**Problem description:** Go through the data and count the lines holding the string "潍柴重机". Write only the number.

------------------------------

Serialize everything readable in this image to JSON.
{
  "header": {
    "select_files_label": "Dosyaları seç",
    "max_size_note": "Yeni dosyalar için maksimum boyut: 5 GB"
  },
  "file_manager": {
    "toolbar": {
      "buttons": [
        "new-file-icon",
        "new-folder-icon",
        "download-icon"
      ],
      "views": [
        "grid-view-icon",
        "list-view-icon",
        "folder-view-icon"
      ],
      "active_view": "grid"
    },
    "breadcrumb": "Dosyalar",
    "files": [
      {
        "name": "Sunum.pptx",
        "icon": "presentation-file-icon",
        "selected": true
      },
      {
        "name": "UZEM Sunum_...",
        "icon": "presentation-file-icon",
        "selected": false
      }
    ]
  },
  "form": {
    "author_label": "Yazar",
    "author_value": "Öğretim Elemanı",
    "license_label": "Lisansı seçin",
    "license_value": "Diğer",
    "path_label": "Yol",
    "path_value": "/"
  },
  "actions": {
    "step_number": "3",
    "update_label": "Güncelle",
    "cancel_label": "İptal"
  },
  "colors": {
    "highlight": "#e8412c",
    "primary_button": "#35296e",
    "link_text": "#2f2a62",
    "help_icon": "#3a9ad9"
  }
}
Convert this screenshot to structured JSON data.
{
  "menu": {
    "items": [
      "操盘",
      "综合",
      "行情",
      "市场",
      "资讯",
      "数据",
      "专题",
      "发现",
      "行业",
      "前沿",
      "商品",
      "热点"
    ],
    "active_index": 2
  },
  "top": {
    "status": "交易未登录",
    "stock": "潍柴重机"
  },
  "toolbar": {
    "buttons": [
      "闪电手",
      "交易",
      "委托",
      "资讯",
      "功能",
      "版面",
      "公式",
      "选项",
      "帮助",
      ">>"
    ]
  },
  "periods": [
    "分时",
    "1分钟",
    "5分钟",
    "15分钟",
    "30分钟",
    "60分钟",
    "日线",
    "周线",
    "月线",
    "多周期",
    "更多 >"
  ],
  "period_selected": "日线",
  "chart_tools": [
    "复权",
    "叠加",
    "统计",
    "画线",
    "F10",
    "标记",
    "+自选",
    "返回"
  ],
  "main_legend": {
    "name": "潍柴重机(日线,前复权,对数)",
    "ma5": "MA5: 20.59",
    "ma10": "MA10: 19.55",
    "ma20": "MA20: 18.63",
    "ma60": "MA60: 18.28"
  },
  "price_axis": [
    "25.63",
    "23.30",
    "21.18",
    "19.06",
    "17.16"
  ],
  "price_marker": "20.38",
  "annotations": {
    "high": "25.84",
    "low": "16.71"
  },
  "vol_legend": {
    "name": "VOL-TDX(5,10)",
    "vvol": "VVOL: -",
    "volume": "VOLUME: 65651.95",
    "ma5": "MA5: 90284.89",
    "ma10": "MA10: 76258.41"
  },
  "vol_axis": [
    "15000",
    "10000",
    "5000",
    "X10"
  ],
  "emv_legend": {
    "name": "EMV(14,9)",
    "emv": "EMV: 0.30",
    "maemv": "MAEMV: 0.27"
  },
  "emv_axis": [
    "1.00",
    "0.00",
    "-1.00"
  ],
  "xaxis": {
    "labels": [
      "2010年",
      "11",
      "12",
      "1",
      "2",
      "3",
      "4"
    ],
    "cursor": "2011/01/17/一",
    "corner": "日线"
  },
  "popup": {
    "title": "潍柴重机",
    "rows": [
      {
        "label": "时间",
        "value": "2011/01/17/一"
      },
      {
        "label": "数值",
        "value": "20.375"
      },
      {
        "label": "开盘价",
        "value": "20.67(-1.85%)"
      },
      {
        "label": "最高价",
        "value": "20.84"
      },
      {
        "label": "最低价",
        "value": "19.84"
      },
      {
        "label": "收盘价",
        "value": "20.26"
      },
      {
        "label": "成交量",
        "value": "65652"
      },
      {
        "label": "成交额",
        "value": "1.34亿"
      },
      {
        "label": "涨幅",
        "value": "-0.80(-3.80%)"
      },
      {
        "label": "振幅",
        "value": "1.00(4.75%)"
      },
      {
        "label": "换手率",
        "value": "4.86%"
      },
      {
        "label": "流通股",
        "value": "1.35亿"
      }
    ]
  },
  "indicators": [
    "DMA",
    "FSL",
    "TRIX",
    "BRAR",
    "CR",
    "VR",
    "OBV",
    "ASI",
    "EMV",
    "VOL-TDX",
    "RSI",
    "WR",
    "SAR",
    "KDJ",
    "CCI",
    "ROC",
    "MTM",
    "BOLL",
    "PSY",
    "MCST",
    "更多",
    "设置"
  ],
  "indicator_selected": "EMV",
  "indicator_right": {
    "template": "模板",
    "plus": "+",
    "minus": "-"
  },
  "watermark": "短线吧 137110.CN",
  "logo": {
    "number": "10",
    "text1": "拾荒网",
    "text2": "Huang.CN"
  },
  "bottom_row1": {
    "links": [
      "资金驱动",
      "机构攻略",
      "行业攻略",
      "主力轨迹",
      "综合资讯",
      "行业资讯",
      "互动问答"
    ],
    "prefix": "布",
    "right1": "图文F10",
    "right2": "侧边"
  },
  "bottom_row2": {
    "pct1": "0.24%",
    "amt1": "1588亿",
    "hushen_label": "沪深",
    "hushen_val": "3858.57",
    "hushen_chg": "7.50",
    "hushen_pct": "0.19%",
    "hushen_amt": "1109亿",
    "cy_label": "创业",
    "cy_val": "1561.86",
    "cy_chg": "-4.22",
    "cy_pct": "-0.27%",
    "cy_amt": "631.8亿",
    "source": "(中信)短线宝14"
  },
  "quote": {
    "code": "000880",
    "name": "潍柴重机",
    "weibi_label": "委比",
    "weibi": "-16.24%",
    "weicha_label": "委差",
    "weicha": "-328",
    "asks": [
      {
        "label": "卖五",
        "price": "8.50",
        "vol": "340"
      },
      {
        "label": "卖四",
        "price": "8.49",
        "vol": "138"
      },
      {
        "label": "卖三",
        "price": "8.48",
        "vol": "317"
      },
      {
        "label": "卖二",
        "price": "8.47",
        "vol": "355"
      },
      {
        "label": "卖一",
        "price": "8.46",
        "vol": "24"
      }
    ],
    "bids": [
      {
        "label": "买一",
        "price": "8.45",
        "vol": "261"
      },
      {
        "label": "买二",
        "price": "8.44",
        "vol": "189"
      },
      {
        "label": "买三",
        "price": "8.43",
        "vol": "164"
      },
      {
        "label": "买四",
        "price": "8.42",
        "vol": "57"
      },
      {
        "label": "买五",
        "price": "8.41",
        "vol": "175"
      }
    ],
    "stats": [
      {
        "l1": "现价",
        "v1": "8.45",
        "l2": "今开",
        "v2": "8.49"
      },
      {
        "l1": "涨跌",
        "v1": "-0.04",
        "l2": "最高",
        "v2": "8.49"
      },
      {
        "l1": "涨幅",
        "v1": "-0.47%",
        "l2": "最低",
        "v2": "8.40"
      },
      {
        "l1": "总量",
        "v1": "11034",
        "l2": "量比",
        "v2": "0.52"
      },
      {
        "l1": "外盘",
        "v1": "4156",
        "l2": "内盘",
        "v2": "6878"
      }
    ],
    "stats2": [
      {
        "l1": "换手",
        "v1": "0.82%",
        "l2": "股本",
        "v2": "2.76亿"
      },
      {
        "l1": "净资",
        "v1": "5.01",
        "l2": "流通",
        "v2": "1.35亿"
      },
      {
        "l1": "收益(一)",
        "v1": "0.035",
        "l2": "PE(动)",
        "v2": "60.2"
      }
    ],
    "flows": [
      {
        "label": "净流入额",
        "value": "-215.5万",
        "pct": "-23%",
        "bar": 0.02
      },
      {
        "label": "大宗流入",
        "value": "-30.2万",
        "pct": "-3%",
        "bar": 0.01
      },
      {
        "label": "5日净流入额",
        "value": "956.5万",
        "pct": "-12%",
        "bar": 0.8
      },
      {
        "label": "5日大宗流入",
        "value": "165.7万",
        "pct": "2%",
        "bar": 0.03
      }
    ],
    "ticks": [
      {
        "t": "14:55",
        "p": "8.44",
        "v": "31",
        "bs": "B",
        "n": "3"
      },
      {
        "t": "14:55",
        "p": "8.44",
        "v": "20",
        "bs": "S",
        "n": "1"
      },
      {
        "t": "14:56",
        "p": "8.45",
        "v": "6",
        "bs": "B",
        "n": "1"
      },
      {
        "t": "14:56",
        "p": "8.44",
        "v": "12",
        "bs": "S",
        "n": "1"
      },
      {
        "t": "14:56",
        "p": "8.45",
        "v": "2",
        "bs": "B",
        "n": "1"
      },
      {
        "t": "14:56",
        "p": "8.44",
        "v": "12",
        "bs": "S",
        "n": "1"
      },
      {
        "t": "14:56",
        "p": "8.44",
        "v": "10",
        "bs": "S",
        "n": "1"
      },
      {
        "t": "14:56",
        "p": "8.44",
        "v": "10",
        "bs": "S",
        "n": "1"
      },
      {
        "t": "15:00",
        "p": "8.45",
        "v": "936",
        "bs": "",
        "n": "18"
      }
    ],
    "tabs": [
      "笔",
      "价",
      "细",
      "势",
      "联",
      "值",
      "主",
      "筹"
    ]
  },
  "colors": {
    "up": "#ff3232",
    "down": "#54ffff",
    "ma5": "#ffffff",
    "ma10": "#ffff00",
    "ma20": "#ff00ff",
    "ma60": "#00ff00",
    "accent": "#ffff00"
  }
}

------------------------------

**Output below:** 4